23 Oct 1919: Appointed Assistant Military Attache to His Majesties Embassy in Lisbon, Portugal.
Dec 1920: Serving in Gibraltar.
22 Nov 1924: Promoted Lieutenant Colonel.
Jun 1926: Serving as Commander Royal Engineers in Ceylon.
1927: Still listed as serving under the Foreign Office.
Sep 1928: Serving in Colombo Ceylon. Lt. Col. Gandy played for the "Brewery Billiard Cup". The cup was presented by the Ceylon Brewers for annual competition between teams of five from the senior Messes in Colombo. Gandy's team won 4 of the 5 games played.
22 NOVEMBER 1928: Promoted Colonel - Gazette Issue 33442 published on the 27 November 1928. Page 9 of 124
1929: Address listed as Wester Hall, Humshaugh, Northumberland. Club: Junior Naval and Military. Serving as Deputy Chief Engineer, Southern Command.
18 may 1932: Retired pay. - Gazette Issue 33827 published on the 20 May 1932. Page 7 of 74
1938: Still living at same address in Northumberland.
Cannot find any service during WW2. (i.e. Home Guard)
Died: July 19th, 1950.
Military Historical Society
Trooper McGregor is going to be difficult to better in this category as he must have been one of the last few to pass away?
David - My research on the PIN 71 series has identified no fewer than 40 men who survived into the 1970s of which 8, including McGregor, lived until 1975 or later. The other 7 are:
Samuel Joseph Bosley 103rd (Warwickshire) Co. IY - 1975
David Haddrell 21st (Cheshire) Co. IY - 1975
Joseph Cairns Inniskillings - 1976

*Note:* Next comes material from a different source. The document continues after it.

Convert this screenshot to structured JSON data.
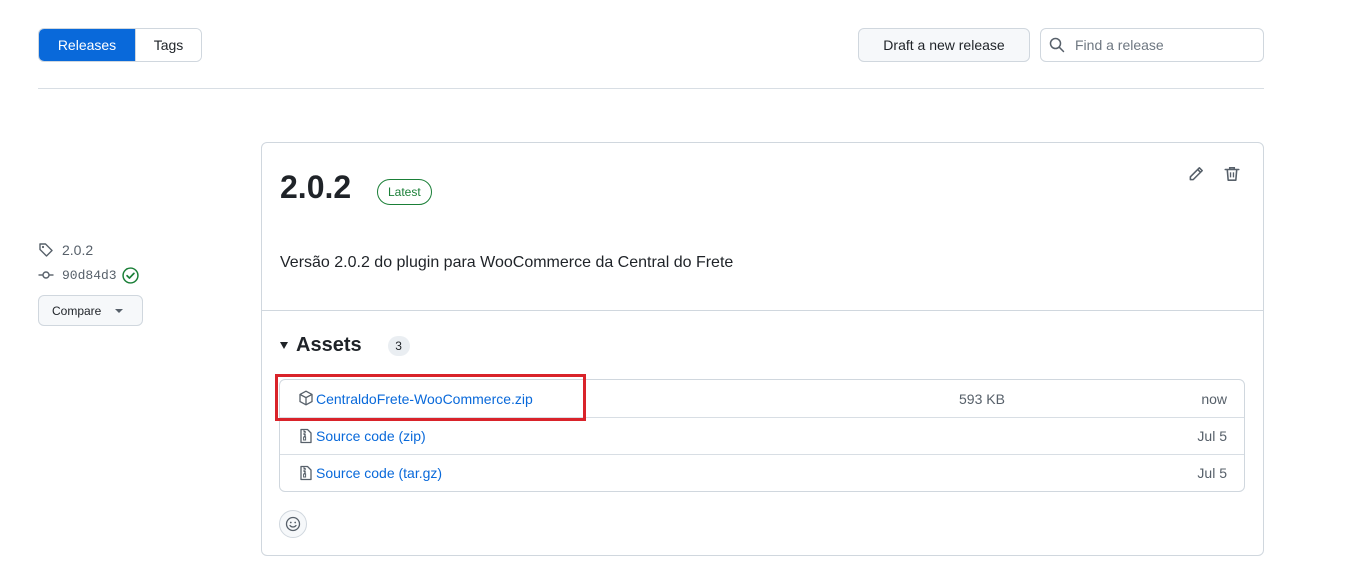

Frederick William Grigg Royal Fusiliers - 1976
Robert Henry Brough West Yorks - 1977
Charles Lock 6th Dragoon Guards - 1978
George Shepherd Jones 69th (Sussex) Co. IY - 1979
Bearing in mind that all the above men were invalided to pension there must have been a number of other veterans who live into the 1970s and even beyond. I recall seeing a TV programme in the early 1980s called (I think) Distant Drums about Boer War veterans who were still alive. I remember the youngest was a 99 year old who fought at Tweefontein on Christmas Day 1901 with the Imperial Yeomanry. The other 3 or 4 were over 100 years old including one who was in the RAMC.
Then there's the last survivor George Frederick Ives of the 1st (Wiltshire) Co. Imperial Yeomanry who died aged 111 in 1993.
An intriguing topic and an aspect I have never bothered to plot when documenting my collection. David H's figures relate, of course, to Imperial men whilst there could have been any number of Colonial's (difficult to determine) who may have lived into their early 100's.
There are perhaps a handful of my QSA recipients whose dates of death I haven't tracked down but, irregardless, I now need to backtrack and revisit all those whose details are known to me, to see what I can come up with. A formidable task!